Dataset rows describing interfaces

- - - - -

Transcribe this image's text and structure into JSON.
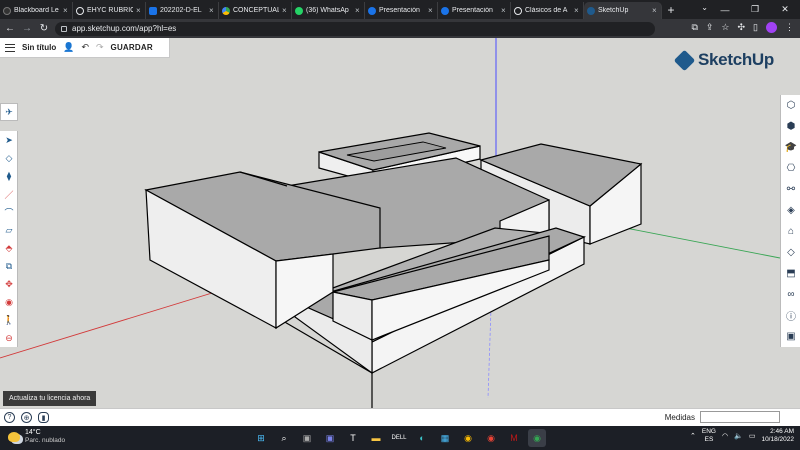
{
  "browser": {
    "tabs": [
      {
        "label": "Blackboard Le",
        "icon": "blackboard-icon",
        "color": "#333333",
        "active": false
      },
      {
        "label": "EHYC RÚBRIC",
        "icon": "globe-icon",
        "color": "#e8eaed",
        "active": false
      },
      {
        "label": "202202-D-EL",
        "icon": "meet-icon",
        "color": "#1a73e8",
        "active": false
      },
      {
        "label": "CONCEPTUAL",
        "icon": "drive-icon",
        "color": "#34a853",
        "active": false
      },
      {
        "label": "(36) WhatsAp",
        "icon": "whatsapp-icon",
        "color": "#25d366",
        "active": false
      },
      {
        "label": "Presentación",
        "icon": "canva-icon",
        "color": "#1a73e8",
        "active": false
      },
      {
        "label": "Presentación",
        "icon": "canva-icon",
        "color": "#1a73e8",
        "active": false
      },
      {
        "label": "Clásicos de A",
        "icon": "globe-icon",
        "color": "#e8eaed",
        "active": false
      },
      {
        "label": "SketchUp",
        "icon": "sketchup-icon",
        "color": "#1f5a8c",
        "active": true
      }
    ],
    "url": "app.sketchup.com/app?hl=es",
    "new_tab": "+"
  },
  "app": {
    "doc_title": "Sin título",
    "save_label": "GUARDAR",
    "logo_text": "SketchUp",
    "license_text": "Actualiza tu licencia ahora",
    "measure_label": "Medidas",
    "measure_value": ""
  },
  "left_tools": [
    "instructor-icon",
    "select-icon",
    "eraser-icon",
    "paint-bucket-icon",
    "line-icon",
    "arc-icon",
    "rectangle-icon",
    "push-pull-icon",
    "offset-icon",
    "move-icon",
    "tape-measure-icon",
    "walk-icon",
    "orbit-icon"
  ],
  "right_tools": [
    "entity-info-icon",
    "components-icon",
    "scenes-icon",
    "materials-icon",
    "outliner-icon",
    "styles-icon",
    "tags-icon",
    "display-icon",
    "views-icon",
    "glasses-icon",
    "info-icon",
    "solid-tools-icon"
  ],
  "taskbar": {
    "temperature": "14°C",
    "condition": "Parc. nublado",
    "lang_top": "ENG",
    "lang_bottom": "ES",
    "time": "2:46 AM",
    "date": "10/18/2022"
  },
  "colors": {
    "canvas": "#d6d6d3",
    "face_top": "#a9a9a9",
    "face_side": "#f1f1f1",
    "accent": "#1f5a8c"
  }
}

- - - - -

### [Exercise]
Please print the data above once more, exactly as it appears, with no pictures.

### [Answer to this exercise]
Transcribe this image's text and structure into JSON.
{
  "browser": {
    "tabs": [
      {
        "label": "Blackboard Le",
        "icon": "blackboard-icon",
        "color": "#333333",
        "active": false
      },
      {
        "label": "EHYC RÚBRIC",
        "icon": "globe-icon",
        "color": "#e8eaed",
        "active": false
      },
      {
        "label": "202202-D-EL",
        "icon": "meet-icon",
        "color": "#1a73e8",
        "active": false
      },
      {
        "label": "CONCEPTUAL",
        "icon": "drive-icon",
        "color": "#34a853",
        "active": false
      },
      {
        "label": "(36) WhatsAp",
        "icon": "whatsapp-icon",
        "color": "#25d366",
        "active": false
      },
      {
        "label": "Presentación",
        "icon": "canva-icon",
        "color": "#1a73e8",
        "active": false
      },
      {
        "label": "Presentación",
        "icon": "canva-icon",
        "color": "#1a73e8",
        "active": false
      },
      {
        "label": "Clásicos de A",
        "icon": "globe-icon",
        "color": "#e8eaed",
        "active": false
      },
      {
        "label": "SketchUp",
        "icon": "sketchup-icon",
        "color": "#1f5a8c",
        "active": true
      }
    ],
    "url": "app.sketchup.com/app?hl=es",
    "new_tab": "+"
  },
  "app": {
    "doc_title": "Sin título",
    "save_label": "GUARDAR",
    "logo_text": "SketchUp",
    "license_text": "Actualiza tu licencia ahora",
    "measure_label": "Medidas",
    "measure_value": ""
  },
  "left_tools": [
    "instructor-icon",
    "select-icon",
    "eraser-icon",
    "paint-bucket-icon",
    "line-icon",
    "arc-icon",
    "rectangle-icon",
    "push-pull-icon",
    "offset-icon",
    "move-icon",
    "tape-measure-icon",
    "walk-icon",
    "orbit-icon"
  ],
  "right_tools": [
    "entity-info-icon",
    "components-icon",
    "scenes-icon",
    "materials-icon",
    "outliner-icon",
    "styles-icon",
    "tags-icon",
    "display-icon",
    "views-icon",
    "glasses-icon",
    "info-icon",
    "solid-tools-icon"
  ],
  "taskbar": {
    "temperature": "14°C",
    "condition": "Parc. nublado",
    "lang_top": "ENG",
    "lang_bottom": "ES",
    "time": "2:46 AM",
    "date": "10/18/2022"
  },
  "colors": {
    "canvas": "#d6d6d3",
    "face_top": "#a9a9a9",
    "face_side": "#f1f1f1",
    "accent": "#1f5a8c"
  }
}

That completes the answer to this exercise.